* [TASK INSTRUCTIONS]:
Output all records verbatim.

★ ★ ★ ★

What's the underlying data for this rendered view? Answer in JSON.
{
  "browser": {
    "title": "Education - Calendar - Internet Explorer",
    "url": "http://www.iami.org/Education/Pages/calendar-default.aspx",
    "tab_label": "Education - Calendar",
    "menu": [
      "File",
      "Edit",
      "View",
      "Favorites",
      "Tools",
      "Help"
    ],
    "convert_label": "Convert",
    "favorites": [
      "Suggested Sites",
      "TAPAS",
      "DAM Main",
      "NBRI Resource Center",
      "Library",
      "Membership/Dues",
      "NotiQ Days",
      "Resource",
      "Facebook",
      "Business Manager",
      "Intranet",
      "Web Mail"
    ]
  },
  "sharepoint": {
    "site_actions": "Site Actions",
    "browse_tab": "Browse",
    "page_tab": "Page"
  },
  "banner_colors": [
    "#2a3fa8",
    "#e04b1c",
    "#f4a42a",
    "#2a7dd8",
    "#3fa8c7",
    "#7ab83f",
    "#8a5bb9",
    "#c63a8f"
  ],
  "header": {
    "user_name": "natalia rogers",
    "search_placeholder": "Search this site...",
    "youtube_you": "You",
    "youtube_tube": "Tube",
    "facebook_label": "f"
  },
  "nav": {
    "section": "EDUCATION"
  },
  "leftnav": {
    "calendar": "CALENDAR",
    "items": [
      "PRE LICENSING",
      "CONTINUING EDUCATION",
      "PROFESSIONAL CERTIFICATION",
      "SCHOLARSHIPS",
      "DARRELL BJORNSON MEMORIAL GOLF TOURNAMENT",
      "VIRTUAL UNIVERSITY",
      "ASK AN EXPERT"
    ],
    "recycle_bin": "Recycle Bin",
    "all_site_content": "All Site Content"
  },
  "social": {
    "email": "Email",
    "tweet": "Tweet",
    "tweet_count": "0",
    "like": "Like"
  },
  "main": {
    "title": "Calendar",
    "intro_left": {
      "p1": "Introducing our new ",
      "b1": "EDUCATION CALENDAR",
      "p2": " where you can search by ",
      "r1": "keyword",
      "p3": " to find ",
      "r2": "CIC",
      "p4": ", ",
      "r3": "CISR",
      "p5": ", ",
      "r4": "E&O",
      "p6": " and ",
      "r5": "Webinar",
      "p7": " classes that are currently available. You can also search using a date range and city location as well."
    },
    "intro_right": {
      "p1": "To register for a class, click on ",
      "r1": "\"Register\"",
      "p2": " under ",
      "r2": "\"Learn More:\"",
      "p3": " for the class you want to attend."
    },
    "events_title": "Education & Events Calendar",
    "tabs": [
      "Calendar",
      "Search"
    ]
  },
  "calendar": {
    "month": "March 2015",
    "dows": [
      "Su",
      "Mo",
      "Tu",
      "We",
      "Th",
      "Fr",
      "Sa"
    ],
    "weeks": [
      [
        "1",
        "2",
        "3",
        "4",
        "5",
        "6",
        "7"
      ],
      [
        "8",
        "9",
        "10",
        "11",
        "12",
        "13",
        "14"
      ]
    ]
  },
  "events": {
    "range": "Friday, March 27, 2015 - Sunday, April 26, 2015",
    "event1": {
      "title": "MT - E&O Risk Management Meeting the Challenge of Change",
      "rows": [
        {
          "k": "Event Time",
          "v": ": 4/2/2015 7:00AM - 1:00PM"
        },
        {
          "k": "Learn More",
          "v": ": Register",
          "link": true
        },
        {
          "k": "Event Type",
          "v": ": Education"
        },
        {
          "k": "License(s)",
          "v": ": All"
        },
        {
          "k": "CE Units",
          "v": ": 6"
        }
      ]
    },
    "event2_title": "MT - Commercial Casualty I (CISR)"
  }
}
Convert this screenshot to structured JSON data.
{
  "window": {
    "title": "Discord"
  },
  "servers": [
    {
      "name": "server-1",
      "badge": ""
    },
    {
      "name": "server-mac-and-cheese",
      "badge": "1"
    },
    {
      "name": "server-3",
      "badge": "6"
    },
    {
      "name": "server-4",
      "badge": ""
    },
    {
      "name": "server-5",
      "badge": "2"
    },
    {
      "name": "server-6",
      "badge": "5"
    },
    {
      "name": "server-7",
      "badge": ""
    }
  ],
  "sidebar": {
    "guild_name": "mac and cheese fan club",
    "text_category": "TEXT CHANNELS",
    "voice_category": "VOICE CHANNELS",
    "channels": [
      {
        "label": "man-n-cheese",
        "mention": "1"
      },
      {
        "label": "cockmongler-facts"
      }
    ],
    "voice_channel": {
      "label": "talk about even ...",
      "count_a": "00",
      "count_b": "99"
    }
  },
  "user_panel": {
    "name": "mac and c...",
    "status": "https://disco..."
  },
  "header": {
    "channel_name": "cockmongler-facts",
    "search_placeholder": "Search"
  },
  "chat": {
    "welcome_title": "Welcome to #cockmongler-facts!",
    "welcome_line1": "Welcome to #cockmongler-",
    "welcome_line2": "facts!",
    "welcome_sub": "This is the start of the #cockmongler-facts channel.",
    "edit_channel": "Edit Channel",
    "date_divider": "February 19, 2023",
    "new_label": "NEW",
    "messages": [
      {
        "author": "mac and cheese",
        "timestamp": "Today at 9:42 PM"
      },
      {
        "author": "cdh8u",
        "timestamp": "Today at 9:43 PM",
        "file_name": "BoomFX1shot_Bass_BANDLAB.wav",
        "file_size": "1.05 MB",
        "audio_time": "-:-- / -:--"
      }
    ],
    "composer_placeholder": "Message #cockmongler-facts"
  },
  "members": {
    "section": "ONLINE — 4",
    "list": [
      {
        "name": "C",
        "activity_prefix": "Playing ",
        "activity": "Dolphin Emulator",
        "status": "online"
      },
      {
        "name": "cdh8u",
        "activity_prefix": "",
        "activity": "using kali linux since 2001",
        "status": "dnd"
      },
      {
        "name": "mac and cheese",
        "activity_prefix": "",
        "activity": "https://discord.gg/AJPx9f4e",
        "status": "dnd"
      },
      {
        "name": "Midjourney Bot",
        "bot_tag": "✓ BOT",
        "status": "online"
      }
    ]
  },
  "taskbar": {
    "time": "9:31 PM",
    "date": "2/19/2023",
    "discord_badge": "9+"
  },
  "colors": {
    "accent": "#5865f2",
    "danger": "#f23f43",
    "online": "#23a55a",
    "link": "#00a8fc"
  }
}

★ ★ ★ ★

* [OUTPUT OF THE EXERCISE]:
What's the underlying data for this rendered view? Answer in JSON.
{
  "browser": {
    "title": "Education - Calendar - Internet Explorer",
    "url": "http://www.iami.org/Education/Pages/calendar-default.aspx",
    "tab_label": "Education - Calendar",
    "menu": [
      "File",
      "Edit",
      "View",
      "Favorites",
      "Tools",
      "Help"
    ],
    "convert_label": "Convert",
    "favorites": [
      "Suggested Sites",
      "TAPAS",
      "DAM Main",
      "NBRI Resource Center",
      "Library",
      "Membership/Dues",
      "NotiQ Days",
      "Resource",
      "Facebook",
      "Business Manager",
      "Intranet",
      "Web Mail"
    ]
  },
  "sharepoint": {
    "site_actions": "Site Actions",
    "browse_tab": "Browse",
    "page_tab": "Page"
  },
  "banner_colors": [
    "#2a3fa8",
    "#e04b1c",
    "#f4a42a",
    "#2a7dd8",
    "#3fa8c7",
    "#7ab83f",
    "#8a5bb9",
    "#c63a8f"
  ],
  "header": {
    "user_name": "natalia rogers",
    "search_placeholder": "Search this site...",
    "youtube_you": "You",
    "youtube_tube": "Tube",
    "facebook_label": "f"
  },
  "nav": {
    "section": "EDUCATION"
  },
  "leftnav": {
    "calendar": "CALENDAR",
    "items": [
      "PRE LICENSING",
      "CONTINUING EDUCATION",
      "PROFESSIONAL CERTIFICATION",
      "SCHOLARSHIPS",
      "DARRELL BJORNSON MEMORIAL GOLF TOURNAMENT",
      "VIRTUAL UNIVERSITY",
      "ASK AN EXPERT"
    ],
    "recycle_bin": "Recycle Bin",
    "all_site_content": "All Site Content"
  },
  "social": {
    "email": "Email",
    "tweet": "Tweet",
    "tweet_count": "0",
    "like": "Like"
  },
  "main": {
    "title": "Calendar",
    "intro_left": {
      "p1": "Introducing our new ",
      "b1": "EDUCATION CALENDAR",
      "p2": " where you can search by ",
      "r1": "keyword",
      "p3": " to find ",
      "r2": "CIC",
      "p4": ", ",
      "r3": "CISR",
      "p5": ", ",
      "r4": "E&O",
      "p6": " and ",
      "r5": "Webinar",
      "p7": " classes that are currently available. You can also search using a date range and city location as well."
    },
    "intro_right": {
      "p1": "To register for a class, click on ",
      "r1": "\"Register\"",
      "p2": " under ",
      "r2": "\"Learn More:\"",
      "p3": " for the class you want to attend."
    },
    "events_title": "Education & Events Calendar",
    "tabs": [
      "Calendar",
      "Search"
    ]
  },
  "calendar": {
    "month": "March 2015",
    "dows": [
      "Su",
      "Mo",
      "Tu",
      "We",
      "Th",
      "Fr",
      "Sa"
    ],
    "weeks": [
      [
        "1",
        "2",
        "3",
        "4",
        "5",
        "6",
        "7"
      ],
      [
        "8",
        "9",
        "10",
        "11",
        "12",
        "13",
        "14"
      ]
    ]
  },
  "events": {
    "range": "Friday, March 27, 2015 - Sunday, April 26, 2015",
    "event1": {
      "title": "MT - E&O Risk Management Meeting the Challenge of Change",
      "rows": [
        {
          "k": "Event Time",
          "v": ": 4/2/2015 7:00AM - 1:00PM"
        },
        {
          "k": "Learn More",
          "v": ": Register",
          "link": true
        },
        {
          "k": "Event Type",
          "v": ": Education"
        },
        {
          "k": "License(s)",
          "v": ": All"
        },
        {
          "k": "CE Units",
          "v": ": 6"
        }
      ]
    },
    "event2_title": "MT - Commercial Casualty I (CISR)"
  }
}
Convert this screenshot to structured JSON data.
{
  "window": {
    "title": "Discord"
  },
  "servers": [
    {
      "name": "server-1",
      "badge": ""
    },
    {
      "name": "server-mac-and-cheese",
      "badge": "1"
    },
    {
      "name": "server-3",
      "badge": "6"
    },
    {
      "name": "server-4",
      "badge": ""
    },
    {
      "name": "server-5",
      "badge": "2"
    },
    {
      "name": "server-6",
      "badge": "5"
    },
    {
      "name": "server-7",
      "badge": ""
    }
  ],
  "sidebar": {
    "guild_name": "mac and cheese fan club",
    "text_category": "TEXT CHANNELS",
    "voice_category": "VOICE CHANNELS",
    "channels": [
      {
        "label": "man-n-cheese",
        "mention": "1"
      },
      {
        "label": "cockmongler-facts"
      }
    ],
    "voice_channel": {
      "label": "talk about even ...",
      "count_a": "00",
      "count_b": "99"
    }
  },
  "user_panel": {
    "name": "mac and c...",
    "status": "https://disco..."
  },
  "header": {
    "channel_name": "cockmongler-facts",
    "search_placeholder": "Search"
  },
  "chat": {
    "welcome_title": "Welcome to #cockmongler-facts!",
    "welcome_line1": "Welcome to #cockmongler-",
    "welcome_line2": "facts!",
    "welcome_sub": "This is the start of the #cockmongler-facts channel.",
    "edit_channel": "Edit Channel",
    "date_divider": "February 19, 2023",
    "new_label": "NEW",
    "messages": [
      {
        "author": "mac and cheese",
        "timestamp": "Today at 9:42 PM"
      },
      {
        "author": "cdh8u",
        "timestamp": "Today at 9:43 PM",
        "file_name": "BoomFX1shot_Bass_BANDLAB.wav",
        "file_size": "1.05 MB",
        "audio_time": "-:-- / -:--"
      }
    ],
    "composer_placeholder": "Message #cockmongler-facts"
  },
  "members": {
    "section": "ONLINE — 4",
    "list": [
      {
        "name": "C",
        "activity_prefix": "Playing ",
        "activity": "Dolphin Emulator",
        "status": "online"
      },
      {
        "name": "cdh8u",
        "activity_prefix": "",
        "activity": "using kali linux since 2001",
        "status": "dnd"
      },
      {
        "name": "mac and cheese",
        "activity_prefix": "",
        "activity": "https://discord.gg/AJPx9f4e",
        "status": "dnd"
      },
      {
        "name": "Midjourney Bot",
        "bot_tag": "✓ BOT",
        "status": "online"
      }
    ]
  },
  "taskbar": {
    "time": "9:31 PM",
    "date": "2/19/2023",
    "discord_badge": "9+"
  },
  "colors": {
    "accent": "#5865f2",
    "danger": "#f23f43",
    "online": "#23a55a",
    "link": "#00a8fc"
  }
}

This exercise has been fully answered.